The article starts with the story of Michael L. Hughes, who ignored months of phone calls that he thought were a scam until he took the trouble to listen to one. Then, he discovered that they were actually collection calls -- to collect on a debt owed by Michael B. Hughes, a different person. The credit report for Michael L. Hughes incorrectly showed the debt belonging to Michael B. Hughes, but the debt collectors didn't care -- they just wanted money. It wasn't until Hughes hired an identity theft repair company that he cleared his credit report. Another victim of mistaken identity sued the debt collector harassing him, only to have the harassment start up by a different collection agency. The original creditor has responsibility for making sure the information on the debt is accurate, the article noted, but as debts are sold and re-sold, information decreases or gets confused.

Our Garden Grove debt collection harassment lawyers believe that's true, but we would add that debt collectors don't really care whether the information is accurate or not. Like all businesses, they are in business to make money, and some of them have found that it's just as lucrative to harass the wrong people as it is to harass the right people. They can do this because very few Americans understand their legal rights well. We all have the right under the FDCPA to challenge debt collectors to prove that the debt is valid, but many people don't realize this, or choose not to try because they believe it's hopeless. In fact, if you can prove the debt is not yours, you can stop the harassment -- or, if the debt collector won't stop calling, take them to court.
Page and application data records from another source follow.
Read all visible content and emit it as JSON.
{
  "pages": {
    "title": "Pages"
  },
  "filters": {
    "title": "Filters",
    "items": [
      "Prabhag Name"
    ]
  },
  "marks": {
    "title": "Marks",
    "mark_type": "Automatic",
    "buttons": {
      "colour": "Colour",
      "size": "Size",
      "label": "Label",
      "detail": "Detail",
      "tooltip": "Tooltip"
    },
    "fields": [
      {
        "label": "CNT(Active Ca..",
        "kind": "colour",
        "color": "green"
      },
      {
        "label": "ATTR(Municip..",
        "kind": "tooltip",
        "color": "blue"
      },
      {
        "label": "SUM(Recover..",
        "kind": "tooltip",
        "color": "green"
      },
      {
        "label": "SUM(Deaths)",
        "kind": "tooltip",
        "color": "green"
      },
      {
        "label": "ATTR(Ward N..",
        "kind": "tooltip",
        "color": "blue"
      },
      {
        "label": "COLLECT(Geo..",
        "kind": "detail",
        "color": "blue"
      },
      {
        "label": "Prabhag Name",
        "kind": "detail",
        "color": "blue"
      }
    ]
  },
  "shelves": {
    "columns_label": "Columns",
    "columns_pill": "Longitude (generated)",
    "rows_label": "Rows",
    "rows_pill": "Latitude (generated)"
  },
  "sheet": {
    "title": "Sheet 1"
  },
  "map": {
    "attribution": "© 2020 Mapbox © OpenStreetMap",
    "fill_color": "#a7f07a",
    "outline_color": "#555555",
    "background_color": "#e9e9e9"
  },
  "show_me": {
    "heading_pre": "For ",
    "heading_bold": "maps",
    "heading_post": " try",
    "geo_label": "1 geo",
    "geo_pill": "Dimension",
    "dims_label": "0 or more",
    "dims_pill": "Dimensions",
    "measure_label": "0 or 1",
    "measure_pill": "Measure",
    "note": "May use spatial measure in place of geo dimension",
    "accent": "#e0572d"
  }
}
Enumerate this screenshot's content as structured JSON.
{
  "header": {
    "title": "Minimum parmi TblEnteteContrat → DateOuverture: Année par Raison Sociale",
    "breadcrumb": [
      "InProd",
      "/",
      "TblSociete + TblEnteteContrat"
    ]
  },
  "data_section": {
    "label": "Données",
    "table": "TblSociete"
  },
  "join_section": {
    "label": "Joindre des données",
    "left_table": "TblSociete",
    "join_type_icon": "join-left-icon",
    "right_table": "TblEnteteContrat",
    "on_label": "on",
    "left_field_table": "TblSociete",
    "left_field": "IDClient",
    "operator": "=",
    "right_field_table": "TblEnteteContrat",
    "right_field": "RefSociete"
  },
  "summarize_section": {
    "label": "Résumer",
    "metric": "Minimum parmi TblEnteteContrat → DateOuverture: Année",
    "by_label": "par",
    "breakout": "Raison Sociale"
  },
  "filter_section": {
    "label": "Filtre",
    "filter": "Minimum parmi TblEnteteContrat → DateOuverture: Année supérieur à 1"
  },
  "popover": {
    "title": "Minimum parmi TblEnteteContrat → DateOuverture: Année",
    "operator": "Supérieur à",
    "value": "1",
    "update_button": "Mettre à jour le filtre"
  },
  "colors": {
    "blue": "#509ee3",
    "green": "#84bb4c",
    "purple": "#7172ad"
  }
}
You can also take collection agencies to court for a variety of other legal violations, including harassment, threats, profanity and providing information on the debt to the wrong people.

Howard Law PC represents people who are suing debt collectors in just this type of case. Our clients are people who are victims of deception and outright lies, harassment, abuse and other illegal high-pressure tactics to collect debts. All of these tactics and more are forbidden by the FDCPA and the version in California state law, the Rosenthal FDCPA. Americans are also protected by the FCRA from debt collectors who make false reports to credit reporting agencies, harming the credit of someone who does not owe any debt. Our Temecula debt collection abuse attorneys help clients file lawsuits to stop the illegal behavior and collect financial damages from the offenders. Under the FDCPA and FCRA, you can collect up to $1,000 (or $2,000 if both laws were violated) plus all attorney fees and court costs.

To learn more about how you can strike back agiainst illegal and unethical debt collection, you should call Howard Law today. We offer free, confidential case evaluations. You can reach us through our website or call 1-800-872-5925 today.